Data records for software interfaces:

◆ ◆ ◆ ◆

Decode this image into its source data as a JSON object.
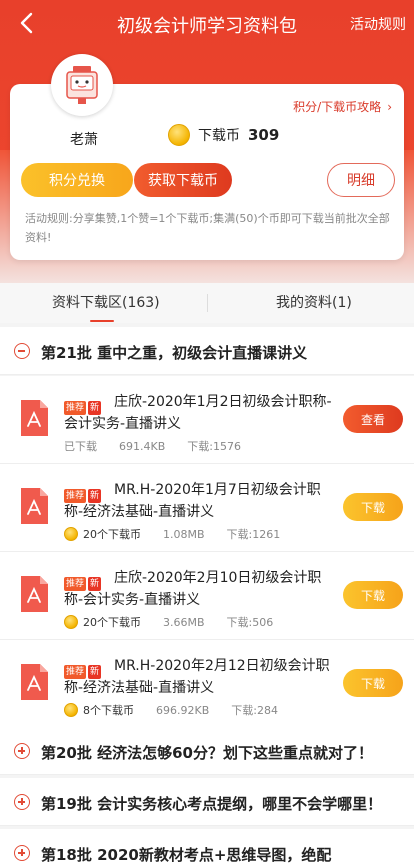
{
  "header": {
    "title": "初级会计师学习资料包",
    "rules_label": "活动规则"
  },
  "user": {
    "name": "老萧",
    "coins_label": "下载币",
    "coins": "309",
    "strategy_label": "积分/下载币攻略"
  },
  "buttons": {
    "exchange": "积分兑换",
    "get_coins": "获取下载币",
    "detail": "明细"
  },
  "activity_text": "活动规则:分享集赞,1个赞=1个下载币;集满(50)个币即可下载当前批次全部资料!",
  "tabs": [
    {
      "label": "资料下载区(163)"
    },
    {
      "label": "我的资料(1)"
    }
  ],
  "sections": [
    {
      "title": "第21批 重中之重，初级会计直播课讲义"
    },
    {
      "title": "第20批 经济法怎够60分？划下这些重点就对了！"
    },
    {
      "title": "第19批 会计实务核心考点提纲，哪里不会学哪里！"
    },
    {
      "title": "第18批 2020新教材考点+思维导图，绝配"
    }
  ],
  "tags": {
    "recommend": "推荐",
    "new": "新"
  },
  "items": [
    {
      "title": "庄欣-2020年1月2日初级会计职称-会计实务-直播讲义",
      "status": "已下载",
      "size": "691.4KB",
      "downloads": "下载:1576",
      "action": "查看"
    },
    {
      "title": "MR.H-2020年1月7日初级会计职称-经济法基础-直播讲义",
      "price": "20个下载币",
      "size": "1.08MB",
      "downloads": "下载:1261",
      "action": "下载"
    },
    {
      "title": "庄欣-2020年2月10日初级会计职称-会计实务-直播讲义",
      "price": "20个下载币",
      "size": "3.66MB",
      "downloads": "下载:506",
      "action": "下载"
    },
    {
      "title": "MR.H-2020年2月12日初级会计职称-经济法基础-直播讲义",
      "price": "8个下载币",
      "size": "696.92KB",
      "downloads": "下载:284",
      "action": "下载"
    }
  ]
}
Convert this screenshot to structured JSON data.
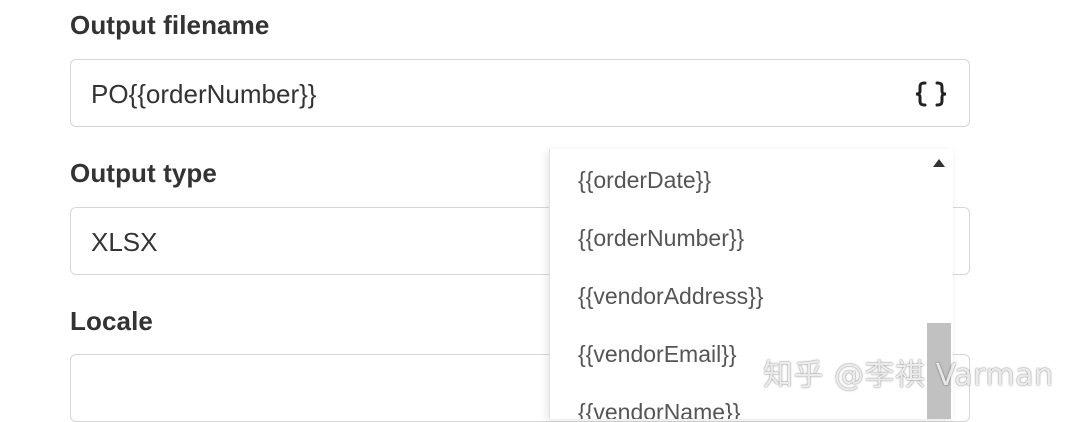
{
  "form": {
    "output_filename": {
      "label": "Output filename",
      "value": "PO{{orderNumber}}",
      "insert_variable_icon": "curly-braces-icon"
    },
    "output_type": {
      "label": "Output type",
      "value": "XLSX"
    },
    "locale": {
      "label": "Locale",
      "value": ""
    }
  },
  "variable_dropdown": {
    "items": [
      {
        "label": "{{orderDate}}"
      },
      {
        "label": "{{orderNumber}}"
      },
      {
        "label": "{{vendorAddress}}"
      },
      {
        "label": "{{vendorEmail}}"
      },
      {
        "label": "{{vendorName}}"
      }
    ]
  },
  "watermark": {
    "text": "知乎 @李祺 Varman"
  }
}
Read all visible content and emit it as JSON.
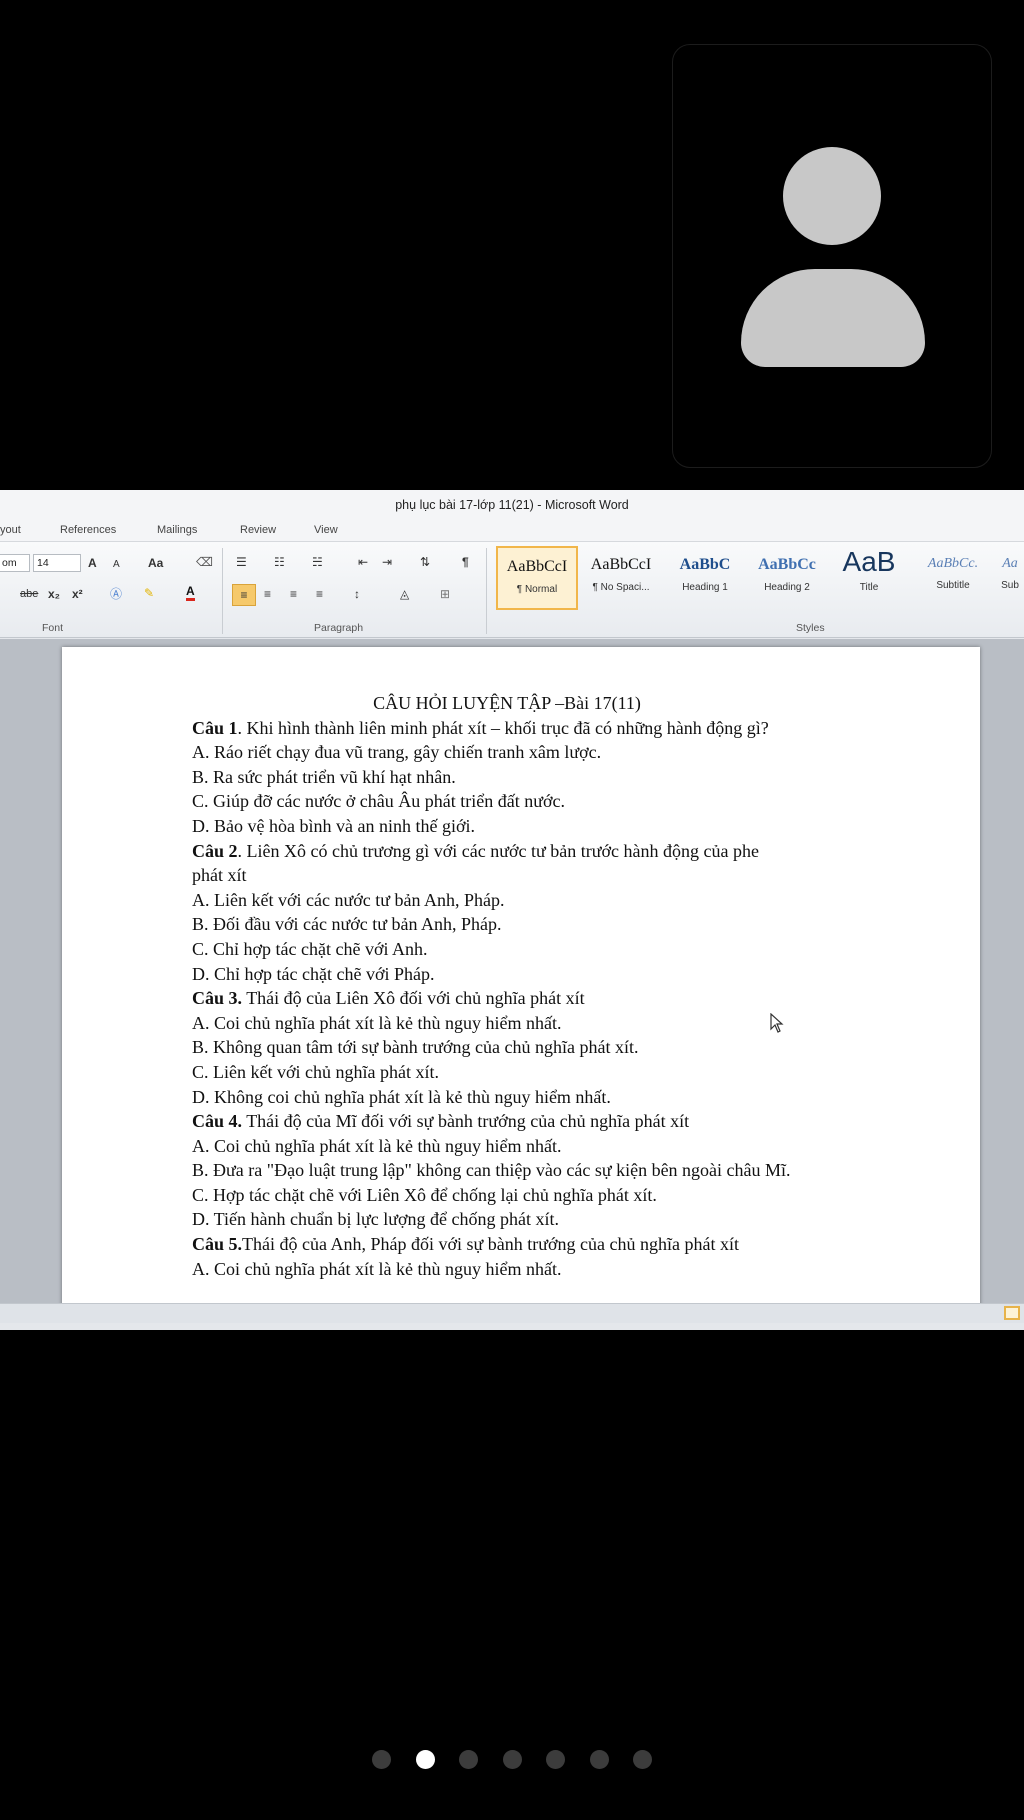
{
  "window": {
    "title": "phụ lục bài 17-lớp 11(21) - Microsoft Word"
  },
  "menu": [
    "yout",
    "References",
    "Mailings",
    "Review",
    "View"
  ],
  "ribbon": {
    "font_name": "om",
    "font_size": "14",
    "grow_font": "A",
    "shrink_font": "A",
    "change_case": "Aa",
    "strike": "abe",
    "subscript": "x₂",
    "superscript": "x²",
    "font_color_glyph": "A",
    "pilcrow": "¶",
    "groups": {
      "font": "Font",
      "paragraph": "Paragraph",
      "styles": "Styles"
    },
    "styles": [
      {
        "sample": "AaBbCcI",
        "name": "¶ Normal",
        "color": "#111111"
      },
      {
        "sample": "AaBbCcI",
        "name": "¶ No Spaci...",
        "color": "#111111"
      },
      {
        "sample": "AaBbC",
        "name": "Heading 1",
        "color": "#1f4e8c"
      },
      {
        "sample": "AaBbCc",
        "name": "Heading 2",
        "color": "#3f6fb0"
      },
      {
        "sample": "AaB",
        "name": "Title",
        "color": "#17365d"
      },
      {
        "sample": "AaBbCc.",
        "name": "Subtitle",
        "color": "#5a7fb5"
      },
      {
        "sample": "Aa",
        "name": "Sub",
        "color": "#5a7fb5"
      }
    ]
  },
  "document": {
    "title": "CÂU HỎI LUYỆN TẬP –Bài 17(11)",
    "lines": [
      {
        "label": "Câu 1",
        "text": ". Khi hình thành liên minh phát xít – khối trục đã có những hành động gì?"
      },
      {
        "label": "",
        "text": "A. Ráo riết chạy đua vũ trang, gây chiến tranh xâm lược."
      },
      {
        "label": "",
        "text": "B. Ra sức phát triển vũ khí hạt nhân."
      },
      {
        "label": "",
        "text": "C. Giúp đỡ các nước ở châu Âu phát triển đất nước."
      },
      {
        "label": "",
        "text": "D. Bảo vệ hòa bình và an ninh thế giới."
      },
      {
        "label": "Câu 2",
        "text": ". Liên Xô có chủ trương gì với các nước tư bản trước hành động của phe"
      },
      {
        "label": "",
        "text": "phát xít"
      },
      {
        "label": "",
        "text": "A. Liên kết với các nước tư bản Anh, Pháp."
      },
      {
        "label": "",
        "text": "B. Đối đầu với các nước tư bản Anh, Pháp."
      },
      {
        "label": "",
        "text": "C. Chỉ hợp tác chặt chẽ với Anh."
      },
      {
        "label": "",
        "text": "D. Chỉ hợp tác chặt chẽ với Pháp."
      },
      {
        "label": "Câu 3.",
        "text": " Thái độ của Liên Xô đối với chủ nghĩa phát xít"
      },
      {
        "label": "",
        "text": "A. Coi chủ nghĩa phát xít là kẻ thù nguy hiểm nhất."
      },
      {
        "label": "",
        "text": "B. Không quan tâm tới sự bành trướng của chủ nghĩa phát xít."
      },
      {
        "label": "",
        "text": "C. Liên kết với chủ nghĩa phát xít."
      },
      {
        "label": "",
        "text": "D. Không coi chủ nghĩa phát xít là kẻ thù nguy hiểm nhất."
      },
      {
        "label": "Câu 4.",
        "text": " Thái độ của Mĩ đối với sự bành trướng của chủ nghĩa phát xít"
      },
      {
        "label": "",
        "text": "A. Coi chủ nghĩa phát xít là kẻ thù nguy hiểm nhất."
      },
      {
        "label": "",
        "text": "B. Đưa ra \"Đạo luật trung lập\" không can thiệp vào các sự kiện bên ngoài châu Mĩ."
      },
      {
        "label": "",
        "text": "C. Hợp tác chặt chẽ với Liên Xô để chống lại chủ nghĩa phát xít."
      },
      {
        "label": "",
        "text": "D. Tiến hành chuẩn bị lực lượng để chống phát xít."
      },
      {
        "label": "Câu 5.",
        "text": "Thái độ của Anh, Pháp đối với sự bành trướng của chủ nghĩa phát xít"
      },
      {
        "label": "",
        "text": "A. Coi chủ nghĩa phát xít là kẻ thù nguy hiểm nhất."
      }
    ]
  },
  "pager": {
    "count": 7,
    "active_index": 1
  },
  "colors": {
    "avatar": "#c8c8c8",
    "selected_style": "#f1b64a",
    "dot_active": "#ffffff",
    "dot_inactive": "#3c3c3c"
  },
  "icons": {
    "participant": "person-icon",
    "mouse_pointer": "cursor-arrow-icon"
  }
}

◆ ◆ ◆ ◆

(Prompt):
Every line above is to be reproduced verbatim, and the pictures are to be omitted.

(Result of this exercise):
Decode this image into its source data as a JSON object.
{
  "header": {
    "title": "初级会计师学习资料包",
    "rules_label": "活动规则"
  },
  "user": {
    "name": "老萧",
    "coins_label": "下载币",
    "coins": "309",
    "strategy_label": "积分/下载币攻略"
  },
  "buttons": {
    "exchange": "积分兑换",
    "get_coins": "获取下载币",
    "detail": "明细"
  },
  "activity_text": "活动规则:分享集赞,1个赞=1个下载币;集满(50)个币即可下载当前批次全部资料!",
  "tabs": [
    {
      "label": "资料下载区(163)"
    },
    {
      "label": "我的资料(1)"
    }
  ],
  "sections": [
    {
      "title": "第21批 重中之重，初级会计直播课讲义"
    },
    {
      "title": "第20批 经济法怎够60分？划下这些重点就对了！"
    },
    {
      "title": "第19批 会计实务核心考点提纲，哪里不会学哪里！"
    },
    {
      "title": "第18批 2020新教材考点+思维导图，绝配"
    }
  ],
  "tags": {
    "recommend": "推荐",
    "new": "新"
  },
  "items": [
    {
      "title": "庄欣-2020年1月2日初级会计职称-会计实务-直播讲义",
      "status": "已下载",
      "size": "691.4KB",
      "downloads": "下载:1576",
      "action": "查看"
    },
    {
      "title": "MR.H-2020年1月7日初级会计职称-经济法基础-直播讲义",
      "price": "20个下载币",
      "size": "1.08MB",
      "downloads": "下载:1261",
      "action": "下载"
    },
    {
      "title": "庄欣-2020年2月10日初级会计职称-会计实务-直播讲义",
      "price": "20个下载币",
      "size": "3.66MB",
      "downloads": "下载:506",
      "action": "下载"
    },
    {
      "title": "MR.H-2020年2月12日初级会计职称-经济法基础-直播讲义",
      "price": "8个下载币",
      "size": "696.92KB",
      "downloads": "下载:284",
      "action": "下载"
    }
  ]
}
Convert this screenshot to structured JSON data.
{
  "form": {
    "output_filename": {
      "label": "Output filename",
      "value": "PO{{orderNumber}}",
      "insert_variable_icon": "curly-braces-icon"
    },
    "output_type": {
      "label": "Output type",
      "value": "XLSX"
    },
    "locale": {
      "label": "Locale",
      "value": ""
    }
  },
  "variable_dropdown": {
    "items": [
      {
        "label": "{{orderDate}}"
      },
      {
        "label": "{{orderNumber}}"
      },
      {
        "label": "{{vendorAddress}}"
      },
      {
        "label": "{{vendorEmail}}"
      },
      {
        "label": "{{vendorName}}"
      }
    ]
  },
  "watermark": {
    "text": "知乎 @李祺 Varman"
  }
}
Read all visible content and emit it as JSON.
{
  "window": {
    "title": "phụ lục bài 17-lớp 11(21) - Microsoft Word"
  },
  "menu": [
    "yout",
    "References",
    "Mailings",
    "Review",
    "View"
  ],
  "ribbon": {
    "font_name": "om",
    "font_size": "14",
    "grow_font": "A",
    "shrink_font": "A",
    "change_case": "Aa",
    "strike": "abe",
    "subscript": "x₂",
    "superscript": "x²",
    "font_color_glyph": "A",
    "pilcrow": "¶",
    "groups": {
      "font": "Font",
      "paragraph": "Paragraph",
      "styles": "Styles"
    },
    "styles": [
      {
        "sample": "AaBbCcI",
        "name": "¶ Normal",
        "color": "#111111"
      },
      {
        "sample": "AaBbCcI",
        "name": "¶ No Spaci...",
        "color": "#111111"
      },
      {
        "sample": "AaBbC",
        "name": "Heading 1",
        "color": "#1f4e8c"
      },
      {
        "sample": "AaBbCc",
        "name": "Heading 2",
        "color": "#3f6fb0"
      },
      {
        "sample": "AaB",
        "name": "Title",
        "color": "#17365d"
      },
      {
        "sample": "AaBbCc.",
        "name": "Subtitle",
        "color": "#5a7fb5"
      },
      {
        "sample": "Aa",
        "name": "Sub",
        "color": "#5a7fb5"
      }
    ]
  },
  "document": {
    "title": "CÂU HỎI LUYỆN TẬP –Bài 17(11)",
    "lines": [
      {
        "label": "Câu 1",
        "text": ". Khi hình thành liên minh phát xít – khối trục đã có những hành động gì?"
      },
      {
        "label": "",
        "text": "A. Ráo riết chạy đua vũ trang, gây chiến tranh xâm lược."
      },
      {
        "label": "",
        "text": "B. Ra sức phát triển vũ khí hạt nhân."
      },
      {
        "label": "",
        "text": "C. Giúp đỡ các nước ở châu Âu phát triển đất nước."
      },
      {
        "label": "",
        "text": "D. Bảo vệ hòa bình và an ninh thế giới."
      },
      {
        "label": "Câu 2",
        "text": ". Liên Xô có chủ trương gì với các nước tư bản trước hành động của phe"
      },
      {
        "label": "",
        "text": "phát xít"
      },
      {
        "label": "",
        "text": "A. Liên kết với các nước tư bản Anh, Pháp."
      },
      {
        "label": "",
        "text": "B. Đối đầu với các nước tư bản Anh, Pháp."
      },
      {
        "label": "",
        "text": "C. Chỉ hợp tác chặt chẽ với Anh."
      },
      {
        "label": "",
        "text": "D. Chỉ hợp tác chặt chẽ với Pháp."
      },
      {
        "label": "Câu 3.",
        "text": " Thái độ của Liên Xô đối với chủ nghĩa phát xít"
      },
      {
        "label": "",
        "text": "A. Coi chủ nghĩa phát xít là kẻ thù nguy hiểm nhất."
      },
      {
        "label": "",
        "text": "B. Không quan tâm tới sự bành trướng của chủ nghĩa phát xít."
      },
      {
        "label": "",
        "text": "C. Liên kết với chủ nghĩa phát xít."
      },
      {
        "label": "",
        "text": "D. Không coi chủ nghĩa phát xít là kẻ thù nguy hiểm nhất."
      },
      {
        "label": "Câu 4.",
        "text": " Thái độ của Mĩ đối với sự bành trướng của chủ nghĩa phát xít"
      },
      {
        "label": "",
        "text": "A. Coi chủ nghĩa phát xít là kẻ thù nguy hiểm nhất."
      },
      {
        "label": "",
        "text": "B. Đưa ra \"Đạo luật trung lập\" không can thiệp vào các sự kiện bên ngoài châu Mĩ."
      },
      {
        "label": "",
        "text": "C. Hợp tác chặt chẽ với Liên Xô để chống lại chủ nghĩa phát xít."
      },
      {
        "label": "",
        "text": "D. Tiến hành chuẩn bị lực lượng để chống phát xít."
      },
      {
        "label": "Câu 5.",
        "text": "Thái độ của Anh, Pháp đối với sự bành trướng của chủ nghĩa phát xít"
      },
      {
        "label": "",
        "text": "A. Coi chủ nghĩa phát xít là kẻ thù nguy hiểm nhất."
      }
    ]
  },
  "pager": {
    "count": 7,
    "active_index": 1
  },
  "colors": {
    "avatar": "#c8c8c8",
    "selected_style": "#f1b64a",
    "dot_active": "#ffffff",
    "dot_inactive": "#3c3c3c"
  },
  "icons": {
    "participant": "person-icon",
    "mouse_pointer": "cursor-arrow-icon"
  }
}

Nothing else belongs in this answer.